· Since the start of the year our view has been that the rand would gradually weaken (or rather that the dollar would strengthen) towards the 12.50 level by mid-year, and to around 13.00 by year-end. We continue to hold this view.
· Should EM capital flows reverse, the risk is that the reversal results in major currency weakness. This could push the rand out beyond our target of 12.50 for mid-year and 13.00 for year-end. In fact, the SARB’s May 2018 MPC statement highlighted this risk and started with the statement “higher US long-bond yields have led to sharply lower capital flows to emerging markets”.
· That said, the rand has managed to contain contagion risk that has arisen in other struggling EMs (e.g. Turkey) relatively well, albeit with bouts of volatility.

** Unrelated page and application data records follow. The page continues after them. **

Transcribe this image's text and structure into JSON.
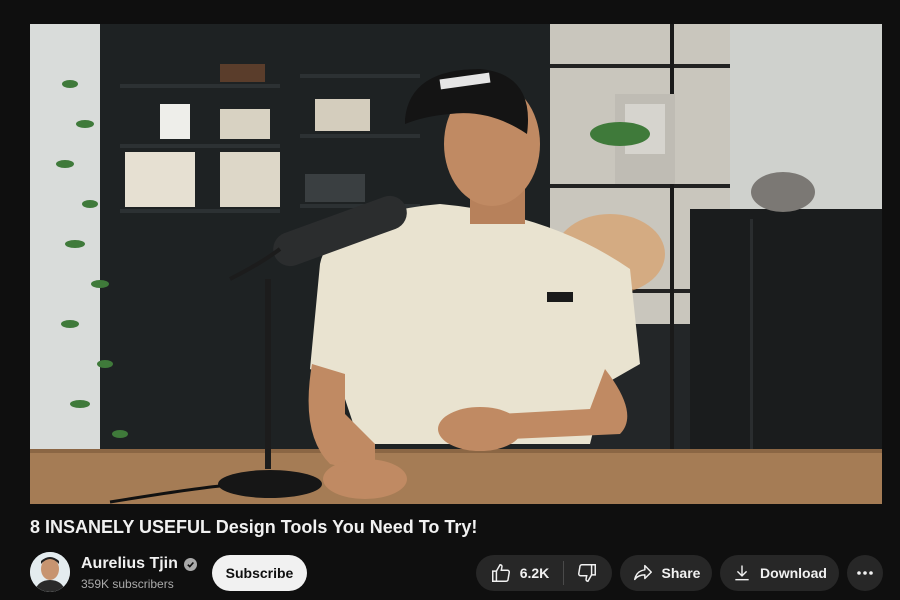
{
  "video": {
    "title": "8 INSANELY USEFUL Design Tools You Need To Try!",
    "thumbnail_description": "man-in-cap-speaking-into-microphone"
  },
  "channel": {
    "name": "Aurelius Tjin",
    "verified": true,
    "subscribers": "359K subscribers",
    "subscribe_label": "Subscribe"
  },
  "actions": {
    "like_count": "6.2K",
    "share_label": "Share",
    "download_label": "Download"
  },
  "colors": {
    "background": "#0f0f0f",
    "pill": "#272727",
    "subscribe_bg": "#f1f1f1",
    "secondary_text": "#aaaaaa"
  },
  "icons": [
    "thumbs-up-icon",
    "thumbs-down-icon",
    "share-arrow-icon",
    "download-icon",
    "more-dots-icon",
    "verified-check-icon"
  ]
}
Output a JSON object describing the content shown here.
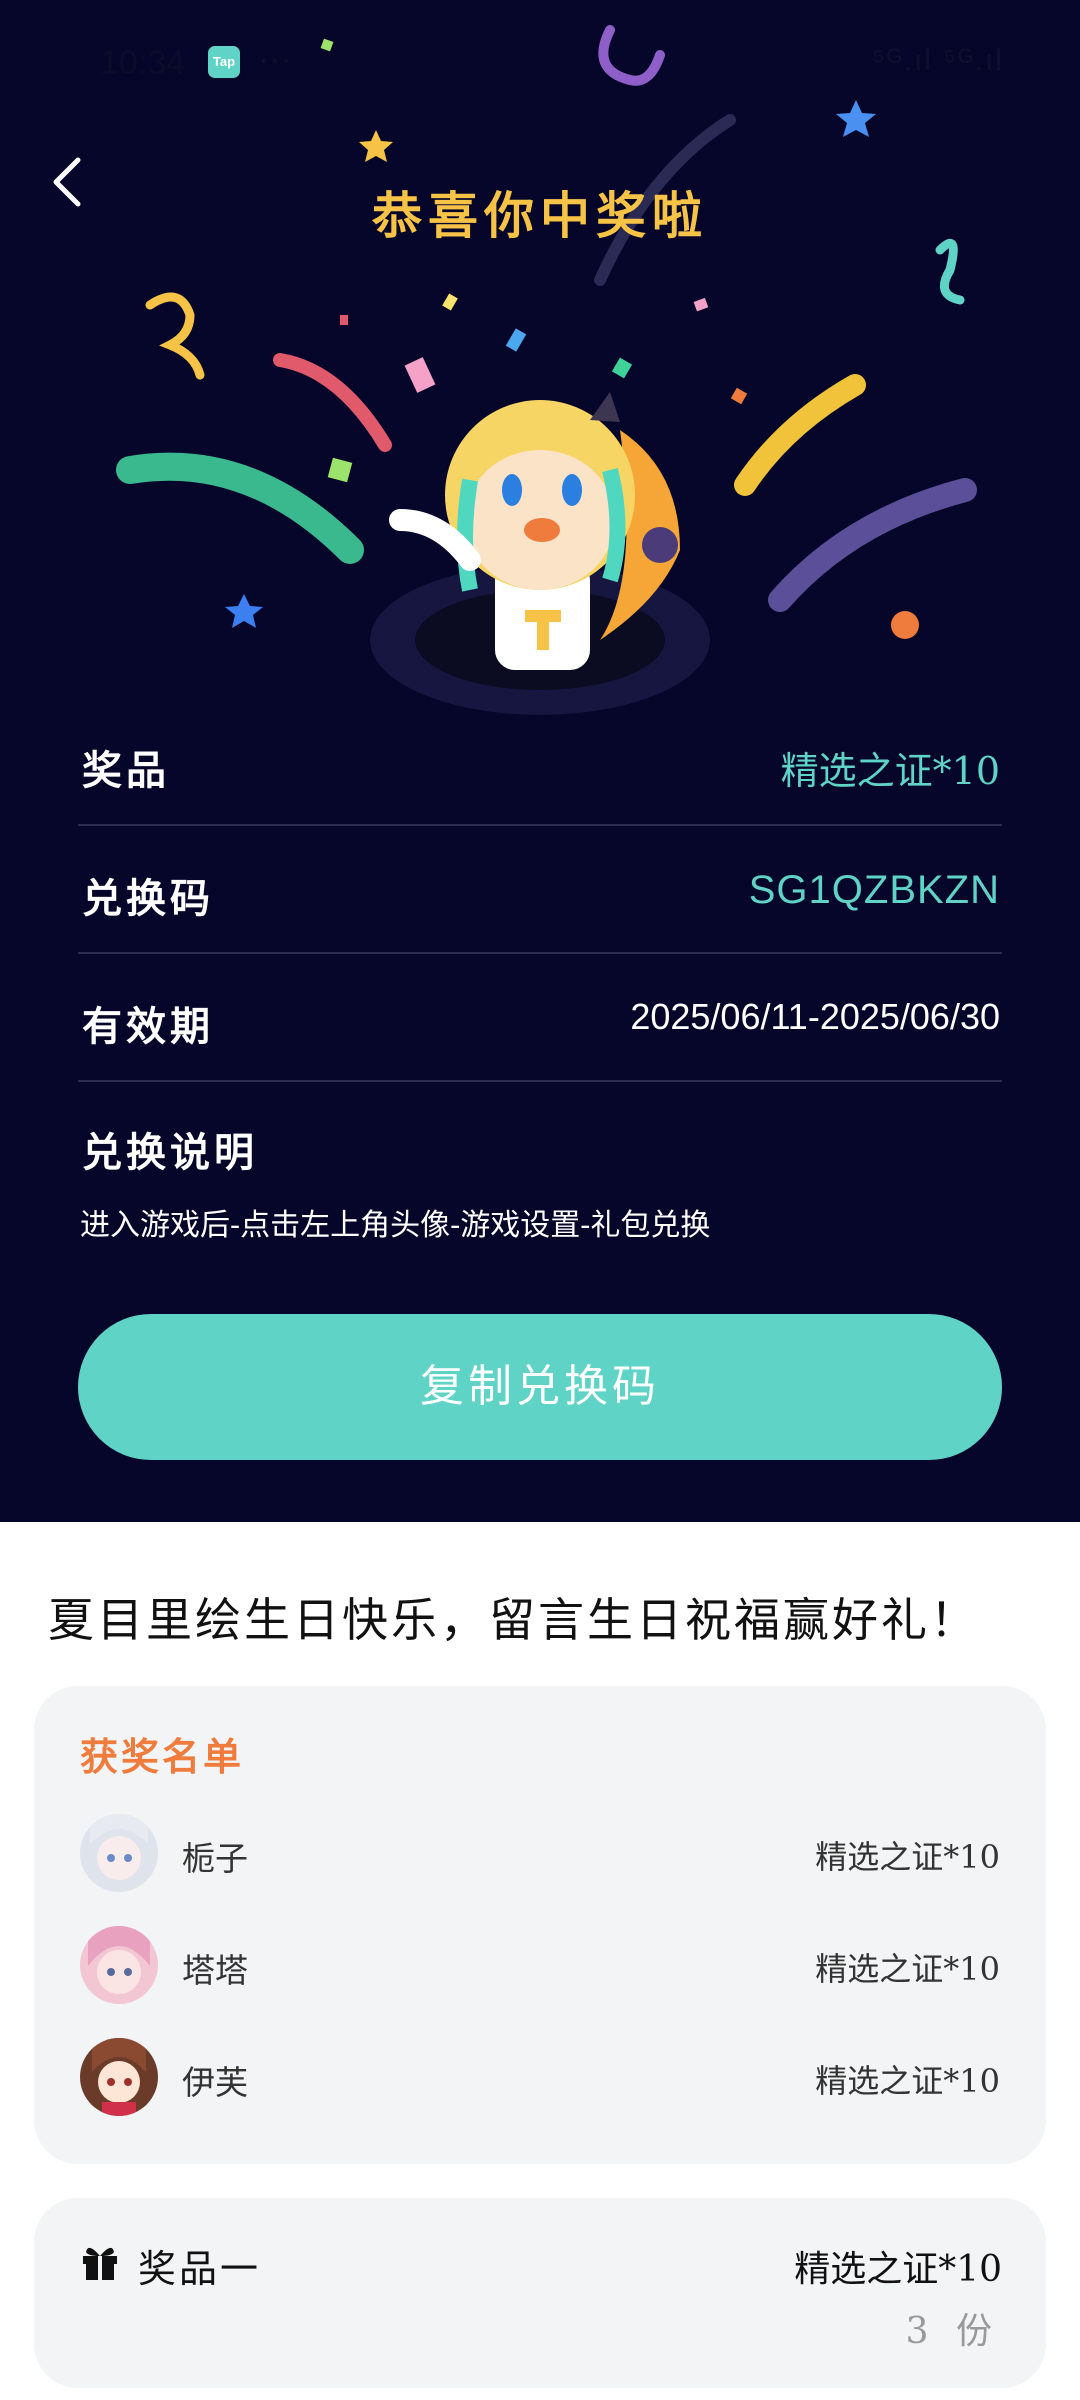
{
  "status_bar": {
    "time": "10:34",
    "tap_badge": "Tap",
    "more": "···",
    "signals": "⁵ᴳ.ıl ⁵ᴳ.ıl"
  },
  "header": {
    "title": "恭喜你中奖啦"
  },
  "details": [
    {
      "key": "奖品",
      "value": "精选之证*10"
    },
    {
      "key": "兑换码",
      "value": "SG1QZBKZN"
    },
    {
      "key": "有效期",
      "value": "2025/06/11-2025/06/30"
    }
  ],
  "instructions": {
    "title": "兑换说明",
    "text": "进入游戏后-点击左上角头像-游戏设置-礼包兑换"
  },
  "copy_button": "复制兑换码",
  "event": {
    "headline": "夏目里绘生日快乐，留言生日祝福赢好礼！"
  },
  "winners": {
    "title": "获奖名单",
    "items": [
      {
        "name": "栀子",
        "prize": "精选之证*10"
      },
      {
        "name": "塔塔",
        "prize": "精选之证*10"
      },
      {
        "name": "伊芙",
        "prize": "精选之证*10"
      }
    ]
  },
  "prize_tier": {
    "name": "奖品一",
    "value": "精选之证*10",
    "count": "3 份"
  },
  "colors": {
    "bg_dark": "#06062a",
    "accent": "#5fd3c6",
    "title_gold": "#f7c347",
    "winners_title": "#ef7b3c"
  }
}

During Q&A at the MPC meeting, the governor indicated that the SARB does not think that current global developments will see a repeat of the ‘Taper Tantrum’ seen in 2013, providing some indication that the SARB remains comfortable that these upside risks will remain contained.
· As base case, we share the governor’s view, and this is one reason why rand weakness (and our expectation of rand weakness into year-end) may seem moderate in the face of external headwinds.
· We believe two factors in particular should provide support for the rand in an otherwise increasingly hostile external environment (compared to, for example, 2013). Firstly, South Africa’s long bond real yields better reflect the country’s external vulnerability and secondly the slope of the yield curve is quite steep.
· Short-term, we recommend keeping an eye on support at R12.23 and resistance at R12.93 (see our latest Technical Strategy note: “Rand correction phase unfolding, but not for long” of 24 May 2018 for a more detailed technical view on the currency).